(Data records)
^^^^^^^^^^^^^^^^
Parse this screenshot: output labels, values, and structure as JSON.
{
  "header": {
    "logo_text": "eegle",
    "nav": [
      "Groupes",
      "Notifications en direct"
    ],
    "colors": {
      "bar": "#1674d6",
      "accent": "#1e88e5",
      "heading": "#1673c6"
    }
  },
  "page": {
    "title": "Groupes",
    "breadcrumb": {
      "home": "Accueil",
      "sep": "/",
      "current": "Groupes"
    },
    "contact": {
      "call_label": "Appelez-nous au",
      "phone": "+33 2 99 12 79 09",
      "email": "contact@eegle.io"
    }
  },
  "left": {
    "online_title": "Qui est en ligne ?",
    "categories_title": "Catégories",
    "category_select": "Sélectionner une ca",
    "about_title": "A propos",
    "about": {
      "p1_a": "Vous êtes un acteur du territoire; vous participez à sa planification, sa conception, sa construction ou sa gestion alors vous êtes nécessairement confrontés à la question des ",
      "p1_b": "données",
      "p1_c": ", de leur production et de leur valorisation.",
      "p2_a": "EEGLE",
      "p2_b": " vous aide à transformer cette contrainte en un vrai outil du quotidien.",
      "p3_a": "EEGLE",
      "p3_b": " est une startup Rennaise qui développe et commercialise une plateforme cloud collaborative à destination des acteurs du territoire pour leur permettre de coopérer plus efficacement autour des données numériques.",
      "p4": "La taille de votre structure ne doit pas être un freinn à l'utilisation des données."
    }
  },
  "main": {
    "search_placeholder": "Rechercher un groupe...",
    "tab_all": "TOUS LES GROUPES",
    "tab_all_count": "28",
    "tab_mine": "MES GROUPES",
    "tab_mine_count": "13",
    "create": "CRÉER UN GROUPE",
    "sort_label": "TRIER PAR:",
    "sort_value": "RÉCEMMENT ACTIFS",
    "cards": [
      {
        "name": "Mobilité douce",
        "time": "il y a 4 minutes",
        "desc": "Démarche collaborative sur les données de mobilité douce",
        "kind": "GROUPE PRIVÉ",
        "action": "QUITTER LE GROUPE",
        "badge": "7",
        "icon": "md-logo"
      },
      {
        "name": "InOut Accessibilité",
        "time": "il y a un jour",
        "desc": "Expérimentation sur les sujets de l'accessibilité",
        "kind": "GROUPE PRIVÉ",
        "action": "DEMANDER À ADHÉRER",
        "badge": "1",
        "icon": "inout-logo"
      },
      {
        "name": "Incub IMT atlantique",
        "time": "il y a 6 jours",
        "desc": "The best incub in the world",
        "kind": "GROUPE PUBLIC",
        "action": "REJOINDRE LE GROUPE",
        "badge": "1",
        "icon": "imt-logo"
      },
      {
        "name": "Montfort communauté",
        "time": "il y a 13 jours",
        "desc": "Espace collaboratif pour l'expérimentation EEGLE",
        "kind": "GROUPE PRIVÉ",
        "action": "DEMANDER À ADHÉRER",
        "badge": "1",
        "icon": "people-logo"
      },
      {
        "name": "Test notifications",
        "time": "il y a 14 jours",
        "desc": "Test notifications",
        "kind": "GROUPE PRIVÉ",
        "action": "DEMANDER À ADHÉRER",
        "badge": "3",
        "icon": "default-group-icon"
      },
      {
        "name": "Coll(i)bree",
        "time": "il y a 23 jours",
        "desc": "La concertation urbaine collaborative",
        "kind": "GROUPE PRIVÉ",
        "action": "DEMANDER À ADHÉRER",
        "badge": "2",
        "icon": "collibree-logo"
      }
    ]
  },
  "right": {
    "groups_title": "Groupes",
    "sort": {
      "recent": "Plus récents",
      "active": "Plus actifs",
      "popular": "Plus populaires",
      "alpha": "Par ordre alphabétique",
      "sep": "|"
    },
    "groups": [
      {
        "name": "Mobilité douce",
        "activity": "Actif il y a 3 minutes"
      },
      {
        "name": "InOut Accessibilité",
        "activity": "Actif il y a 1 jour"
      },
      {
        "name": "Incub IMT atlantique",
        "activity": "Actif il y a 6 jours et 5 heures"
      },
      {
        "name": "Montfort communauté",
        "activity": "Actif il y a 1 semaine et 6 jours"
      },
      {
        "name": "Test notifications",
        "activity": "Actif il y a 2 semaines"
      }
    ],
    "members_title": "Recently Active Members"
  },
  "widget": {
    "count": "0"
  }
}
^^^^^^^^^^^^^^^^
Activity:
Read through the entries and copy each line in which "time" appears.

Response to this task:
        "time": "il y a 4 minutes",
        "time": "il y a un jour",
        "time": "il y a 6 jours",
        "time": "il y a 13 jours",
        "time": "il y a 14 jours",
        "time": "il y a 23 jours",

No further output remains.